§ **What the exercise asks**:
In the material below, find every line with "ensemble" and pull it out.

******************************

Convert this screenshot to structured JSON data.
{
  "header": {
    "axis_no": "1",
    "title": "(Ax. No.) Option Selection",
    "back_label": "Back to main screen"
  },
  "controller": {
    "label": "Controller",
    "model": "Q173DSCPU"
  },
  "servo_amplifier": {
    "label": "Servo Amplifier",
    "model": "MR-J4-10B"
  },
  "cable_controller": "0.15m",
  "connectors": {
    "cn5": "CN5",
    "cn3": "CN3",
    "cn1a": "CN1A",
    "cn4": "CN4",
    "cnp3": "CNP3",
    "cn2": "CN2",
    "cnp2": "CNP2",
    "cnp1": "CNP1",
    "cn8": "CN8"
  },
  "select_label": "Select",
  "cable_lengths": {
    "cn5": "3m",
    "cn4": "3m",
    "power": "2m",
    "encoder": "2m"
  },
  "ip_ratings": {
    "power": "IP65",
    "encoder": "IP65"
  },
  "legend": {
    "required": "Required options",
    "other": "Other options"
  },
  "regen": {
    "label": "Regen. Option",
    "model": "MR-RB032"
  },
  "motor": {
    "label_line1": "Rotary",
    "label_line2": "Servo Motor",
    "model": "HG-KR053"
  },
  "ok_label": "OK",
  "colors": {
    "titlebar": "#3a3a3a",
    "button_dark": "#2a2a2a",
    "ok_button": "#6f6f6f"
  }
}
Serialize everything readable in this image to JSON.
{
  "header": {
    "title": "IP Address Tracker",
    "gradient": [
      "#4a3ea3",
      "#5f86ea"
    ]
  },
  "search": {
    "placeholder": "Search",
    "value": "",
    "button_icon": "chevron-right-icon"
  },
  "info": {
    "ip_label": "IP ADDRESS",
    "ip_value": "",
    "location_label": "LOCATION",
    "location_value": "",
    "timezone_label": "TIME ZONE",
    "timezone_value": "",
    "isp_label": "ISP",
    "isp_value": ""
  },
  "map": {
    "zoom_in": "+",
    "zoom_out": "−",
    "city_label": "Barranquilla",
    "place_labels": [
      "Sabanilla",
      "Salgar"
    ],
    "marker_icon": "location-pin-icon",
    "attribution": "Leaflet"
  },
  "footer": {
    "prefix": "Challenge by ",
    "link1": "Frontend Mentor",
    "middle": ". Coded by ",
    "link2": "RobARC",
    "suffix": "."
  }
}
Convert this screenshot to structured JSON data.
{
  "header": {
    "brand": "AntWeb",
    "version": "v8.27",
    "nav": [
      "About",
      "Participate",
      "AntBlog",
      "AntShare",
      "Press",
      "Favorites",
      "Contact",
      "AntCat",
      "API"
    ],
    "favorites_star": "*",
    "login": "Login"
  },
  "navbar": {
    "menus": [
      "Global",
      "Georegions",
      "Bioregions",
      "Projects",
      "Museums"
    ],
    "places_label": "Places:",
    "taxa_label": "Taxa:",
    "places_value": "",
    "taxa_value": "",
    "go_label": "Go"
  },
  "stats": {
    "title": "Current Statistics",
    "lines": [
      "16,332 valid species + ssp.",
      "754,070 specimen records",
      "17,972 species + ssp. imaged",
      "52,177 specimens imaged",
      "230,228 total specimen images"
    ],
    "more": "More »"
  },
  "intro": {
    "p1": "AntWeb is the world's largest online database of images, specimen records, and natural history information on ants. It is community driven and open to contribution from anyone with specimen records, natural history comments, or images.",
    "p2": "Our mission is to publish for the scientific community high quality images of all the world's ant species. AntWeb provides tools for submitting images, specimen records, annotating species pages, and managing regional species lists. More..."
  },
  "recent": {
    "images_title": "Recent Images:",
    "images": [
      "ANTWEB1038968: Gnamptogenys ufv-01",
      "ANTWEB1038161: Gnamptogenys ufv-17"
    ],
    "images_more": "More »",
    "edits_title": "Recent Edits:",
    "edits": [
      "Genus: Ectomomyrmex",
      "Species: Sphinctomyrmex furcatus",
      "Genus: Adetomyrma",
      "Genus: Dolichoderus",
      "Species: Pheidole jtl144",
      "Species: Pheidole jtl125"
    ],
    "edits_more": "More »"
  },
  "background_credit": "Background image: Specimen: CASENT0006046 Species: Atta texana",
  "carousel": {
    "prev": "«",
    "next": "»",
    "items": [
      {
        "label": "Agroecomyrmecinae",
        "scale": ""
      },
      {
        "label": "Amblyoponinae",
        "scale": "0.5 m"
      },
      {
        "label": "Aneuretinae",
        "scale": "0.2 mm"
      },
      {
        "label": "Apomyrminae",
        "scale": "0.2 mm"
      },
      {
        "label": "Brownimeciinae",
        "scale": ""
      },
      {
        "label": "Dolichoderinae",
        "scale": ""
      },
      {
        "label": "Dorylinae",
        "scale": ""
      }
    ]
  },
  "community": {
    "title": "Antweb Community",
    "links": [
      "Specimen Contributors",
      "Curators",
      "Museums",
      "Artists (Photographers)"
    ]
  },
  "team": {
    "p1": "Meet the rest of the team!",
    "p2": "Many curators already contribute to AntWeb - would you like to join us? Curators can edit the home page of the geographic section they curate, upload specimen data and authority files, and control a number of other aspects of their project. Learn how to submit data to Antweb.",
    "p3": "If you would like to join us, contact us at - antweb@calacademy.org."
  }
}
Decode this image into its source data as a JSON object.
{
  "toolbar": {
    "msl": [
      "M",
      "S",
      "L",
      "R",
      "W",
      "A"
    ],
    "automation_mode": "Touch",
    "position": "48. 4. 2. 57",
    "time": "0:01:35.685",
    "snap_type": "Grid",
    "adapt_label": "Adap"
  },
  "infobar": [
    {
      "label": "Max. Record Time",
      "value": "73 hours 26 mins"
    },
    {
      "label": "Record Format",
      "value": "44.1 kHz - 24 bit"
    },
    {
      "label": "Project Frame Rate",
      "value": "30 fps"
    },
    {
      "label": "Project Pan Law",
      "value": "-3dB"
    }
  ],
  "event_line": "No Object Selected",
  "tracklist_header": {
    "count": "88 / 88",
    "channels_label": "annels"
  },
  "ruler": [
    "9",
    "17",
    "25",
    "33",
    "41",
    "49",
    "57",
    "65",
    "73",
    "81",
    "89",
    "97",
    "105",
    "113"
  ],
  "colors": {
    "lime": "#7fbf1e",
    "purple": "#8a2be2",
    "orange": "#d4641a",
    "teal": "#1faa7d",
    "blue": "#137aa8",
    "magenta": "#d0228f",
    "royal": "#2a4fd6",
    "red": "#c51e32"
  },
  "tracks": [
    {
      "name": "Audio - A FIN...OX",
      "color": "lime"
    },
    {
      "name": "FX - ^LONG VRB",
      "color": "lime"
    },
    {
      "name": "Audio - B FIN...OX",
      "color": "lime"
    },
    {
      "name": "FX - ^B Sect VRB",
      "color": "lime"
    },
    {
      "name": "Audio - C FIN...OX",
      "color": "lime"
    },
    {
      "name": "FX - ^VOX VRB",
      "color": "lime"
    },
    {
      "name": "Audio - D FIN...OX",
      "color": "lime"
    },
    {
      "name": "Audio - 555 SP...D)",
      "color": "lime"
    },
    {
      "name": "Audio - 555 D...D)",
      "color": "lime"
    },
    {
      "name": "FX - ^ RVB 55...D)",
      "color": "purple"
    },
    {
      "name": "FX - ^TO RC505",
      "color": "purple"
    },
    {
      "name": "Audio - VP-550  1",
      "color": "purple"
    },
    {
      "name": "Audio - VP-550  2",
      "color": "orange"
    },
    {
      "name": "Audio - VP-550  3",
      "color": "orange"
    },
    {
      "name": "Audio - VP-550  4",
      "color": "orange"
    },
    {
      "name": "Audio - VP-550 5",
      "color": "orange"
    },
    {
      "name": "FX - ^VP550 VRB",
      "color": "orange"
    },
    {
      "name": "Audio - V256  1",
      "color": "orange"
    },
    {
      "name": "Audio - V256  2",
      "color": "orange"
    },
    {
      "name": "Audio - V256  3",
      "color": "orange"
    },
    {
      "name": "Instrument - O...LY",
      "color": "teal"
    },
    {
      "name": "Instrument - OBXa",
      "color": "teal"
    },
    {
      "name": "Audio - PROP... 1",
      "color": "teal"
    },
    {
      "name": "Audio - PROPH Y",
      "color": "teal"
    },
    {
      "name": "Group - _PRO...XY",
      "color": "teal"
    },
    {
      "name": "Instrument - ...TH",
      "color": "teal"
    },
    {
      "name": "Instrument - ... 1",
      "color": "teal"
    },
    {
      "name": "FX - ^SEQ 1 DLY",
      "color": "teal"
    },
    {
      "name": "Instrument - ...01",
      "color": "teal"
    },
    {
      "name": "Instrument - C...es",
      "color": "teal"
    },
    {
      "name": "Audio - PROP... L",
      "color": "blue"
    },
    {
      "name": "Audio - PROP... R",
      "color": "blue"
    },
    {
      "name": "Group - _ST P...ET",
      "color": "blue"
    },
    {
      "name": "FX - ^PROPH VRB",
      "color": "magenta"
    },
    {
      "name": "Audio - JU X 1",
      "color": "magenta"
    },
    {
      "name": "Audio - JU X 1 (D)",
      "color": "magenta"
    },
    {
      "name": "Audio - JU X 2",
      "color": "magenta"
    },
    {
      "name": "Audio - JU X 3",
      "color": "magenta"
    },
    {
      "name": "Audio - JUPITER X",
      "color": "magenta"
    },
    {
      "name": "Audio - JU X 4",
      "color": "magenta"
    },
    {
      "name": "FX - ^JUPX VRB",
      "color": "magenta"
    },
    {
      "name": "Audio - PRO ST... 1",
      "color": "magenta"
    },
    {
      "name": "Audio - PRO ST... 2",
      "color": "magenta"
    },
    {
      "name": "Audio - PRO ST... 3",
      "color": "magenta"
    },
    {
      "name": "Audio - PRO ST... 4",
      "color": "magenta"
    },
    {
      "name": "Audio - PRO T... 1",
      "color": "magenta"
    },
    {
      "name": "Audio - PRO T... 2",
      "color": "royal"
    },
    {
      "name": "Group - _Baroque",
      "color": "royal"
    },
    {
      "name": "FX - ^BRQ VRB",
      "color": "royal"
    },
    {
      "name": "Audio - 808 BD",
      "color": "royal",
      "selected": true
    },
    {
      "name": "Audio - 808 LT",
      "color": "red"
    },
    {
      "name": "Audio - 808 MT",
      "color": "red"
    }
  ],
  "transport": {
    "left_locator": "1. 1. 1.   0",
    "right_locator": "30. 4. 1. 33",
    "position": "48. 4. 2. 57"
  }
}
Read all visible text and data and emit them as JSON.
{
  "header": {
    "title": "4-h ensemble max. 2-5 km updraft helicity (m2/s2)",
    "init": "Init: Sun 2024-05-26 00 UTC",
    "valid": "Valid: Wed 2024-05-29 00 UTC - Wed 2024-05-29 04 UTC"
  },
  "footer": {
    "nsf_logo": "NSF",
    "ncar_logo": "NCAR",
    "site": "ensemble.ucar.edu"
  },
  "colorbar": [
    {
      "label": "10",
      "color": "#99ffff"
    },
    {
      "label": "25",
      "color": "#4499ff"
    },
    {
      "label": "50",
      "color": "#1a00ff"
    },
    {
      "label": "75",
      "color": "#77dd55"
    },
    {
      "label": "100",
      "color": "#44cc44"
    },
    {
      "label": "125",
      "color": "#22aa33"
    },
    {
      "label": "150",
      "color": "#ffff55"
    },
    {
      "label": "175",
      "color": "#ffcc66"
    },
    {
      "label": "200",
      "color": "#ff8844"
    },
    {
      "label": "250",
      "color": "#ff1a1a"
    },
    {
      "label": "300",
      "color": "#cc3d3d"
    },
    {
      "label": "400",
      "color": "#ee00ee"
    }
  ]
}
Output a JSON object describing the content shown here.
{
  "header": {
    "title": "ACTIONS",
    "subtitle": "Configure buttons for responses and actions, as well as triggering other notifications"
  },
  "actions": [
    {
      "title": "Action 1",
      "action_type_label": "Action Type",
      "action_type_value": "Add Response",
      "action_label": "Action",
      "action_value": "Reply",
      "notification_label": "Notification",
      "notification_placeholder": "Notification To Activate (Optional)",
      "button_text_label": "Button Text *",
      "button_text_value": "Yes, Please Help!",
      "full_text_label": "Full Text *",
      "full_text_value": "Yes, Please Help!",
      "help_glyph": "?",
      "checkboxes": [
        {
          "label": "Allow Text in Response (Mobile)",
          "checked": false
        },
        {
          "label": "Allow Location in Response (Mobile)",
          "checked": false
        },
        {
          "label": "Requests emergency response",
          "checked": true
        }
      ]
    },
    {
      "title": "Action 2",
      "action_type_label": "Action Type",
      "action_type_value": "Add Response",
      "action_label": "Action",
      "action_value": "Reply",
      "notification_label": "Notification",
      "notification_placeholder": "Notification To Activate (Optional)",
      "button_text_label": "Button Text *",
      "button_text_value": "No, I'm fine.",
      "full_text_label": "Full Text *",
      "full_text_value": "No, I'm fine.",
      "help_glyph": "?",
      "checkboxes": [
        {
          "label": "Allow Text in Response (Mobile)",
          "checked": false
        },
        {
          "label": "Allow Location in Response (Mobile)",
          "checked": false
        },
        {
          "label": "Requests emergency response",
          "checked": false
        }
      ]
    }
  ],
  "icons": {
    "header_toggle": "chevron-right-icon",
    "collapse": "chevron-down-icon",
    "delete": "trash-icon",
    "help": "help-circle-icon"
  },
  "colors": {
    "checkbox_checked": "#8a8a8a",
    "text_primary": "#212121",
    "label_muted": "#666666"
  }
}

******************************

§ **Expected output**:
    "title": "4-h ensemble max. 2-5 km updraft helicity (m2/s2)",
    "site": "ensemble.ucar.edu"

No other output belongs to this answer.